Unfortunately, most members of the public had little inkling that their "carpetbagging champion" seemingly was taking leave of his senses. Something had to give.

It did when Mr Hardern decided to stand down, costing Britannia pounds 3m to re-stage the ballot without his name on every ballot paper. Unfortunately, the saga risks dragging down other innocent people, the 300 or so members who were prepared to nominate Mr Hardern for election to the board.

In a demonstration of vindictiveness, Britannia has now written to these individuals, telling them they will be booted out of the society and their accounts closed.

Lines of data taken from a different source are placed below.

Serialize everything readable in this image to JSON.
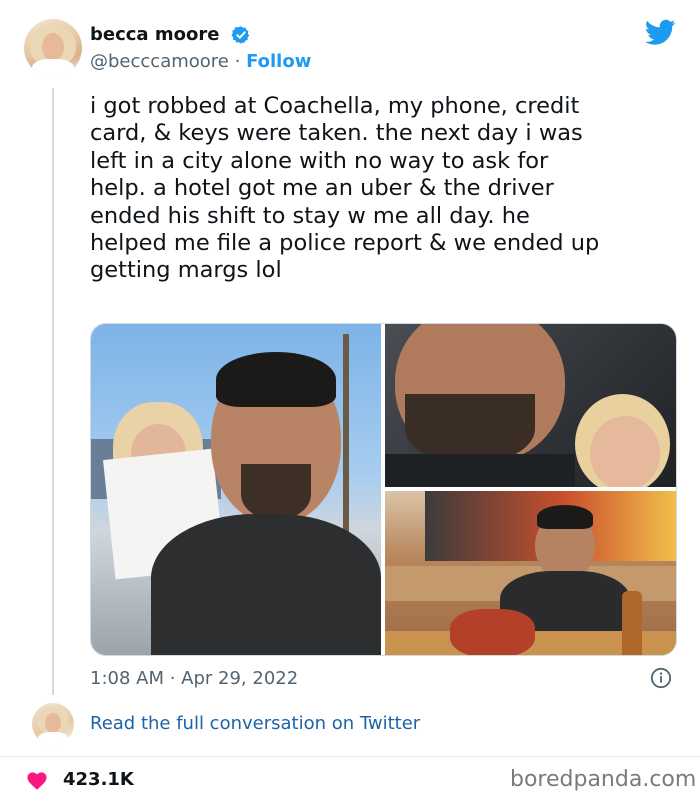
{
  "author": {
    "name": "becca moore",
    "handle": "@becccamoore",
    "separator": "·",
    "follow_label": "Follow"
  },
  "tweet": {
    "text": "i got robbed at Coachella, my phone, credit\ncard, & keys were taken. the next day i was\nleft in a city alone with no way to ask for\nhelp. a hotel got me an uber & the driver\nended his shift to stay w me all day. he\nhelped me file a police report & we ended up\ngetting margs lol",
    "timestamp": "1:08 AM · Apr 29, 2022"
  },
  "footer": {
    "read_link": "Read the full conversation on Twitter",
    "likes": "423.1K",
    "watermark": "boredpanda.com"
  },
  "colors": {
    "accent": "#1d9bf0",
    "heart": "#f91880",
    "secondary_text": "#536471"
  },
  "icons": {
    "verified": "verified-badge-icon",
    "brand": "twitter-bird-icon",
    "info": "info-icon",
    "like": "heart-icon"
  }
}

Its attitude is that they should be made to pay in lost membership rights for the fact that they backed Mr Hardern's decision to stand for the board.

Britannia's position appears to hold these dissenters indirectly responsible for the fact that Mr Hardern's initial candidature and last-minute stand- down cost it millions. Therefore, it no longer wants them as members.

Frankly, this decision stinks. This column has always been in favour of the mutual sector. We have criticised Mr Hardern and the carpetbaggers many times, arguing that building societies offer consistently better deals on mortgages and savings rates.

But, whether I agree with them or not, building society members have the right to be make up their own minds over this argument. Yet, so often societies have prevented debate on the issue.

"Ah," Britannia might reply, "but look who they chose to support. Michael Hardern, clearly someone who was totally unfit for the post."

Rubbish. Mr Hardern might have seemed like damaged goods to a few building society supremos and journalists. But it stretches credulity to suggest that this was a fact well-understood throughout the UK. Either that or the society is saying several hundred of its members were demented enough to nominate someone for office even though they "knew" he was behaving in a potty manner.

This is why Britannia's decision is not only petty and spiteful. It is also profoundly undemocratic.

Mutuality will never survive by bureaucratic expulsions and repression. I hope the society changes its mind. If not, the Building Societies Ombudsman should step in to defend the rights of ordinary members.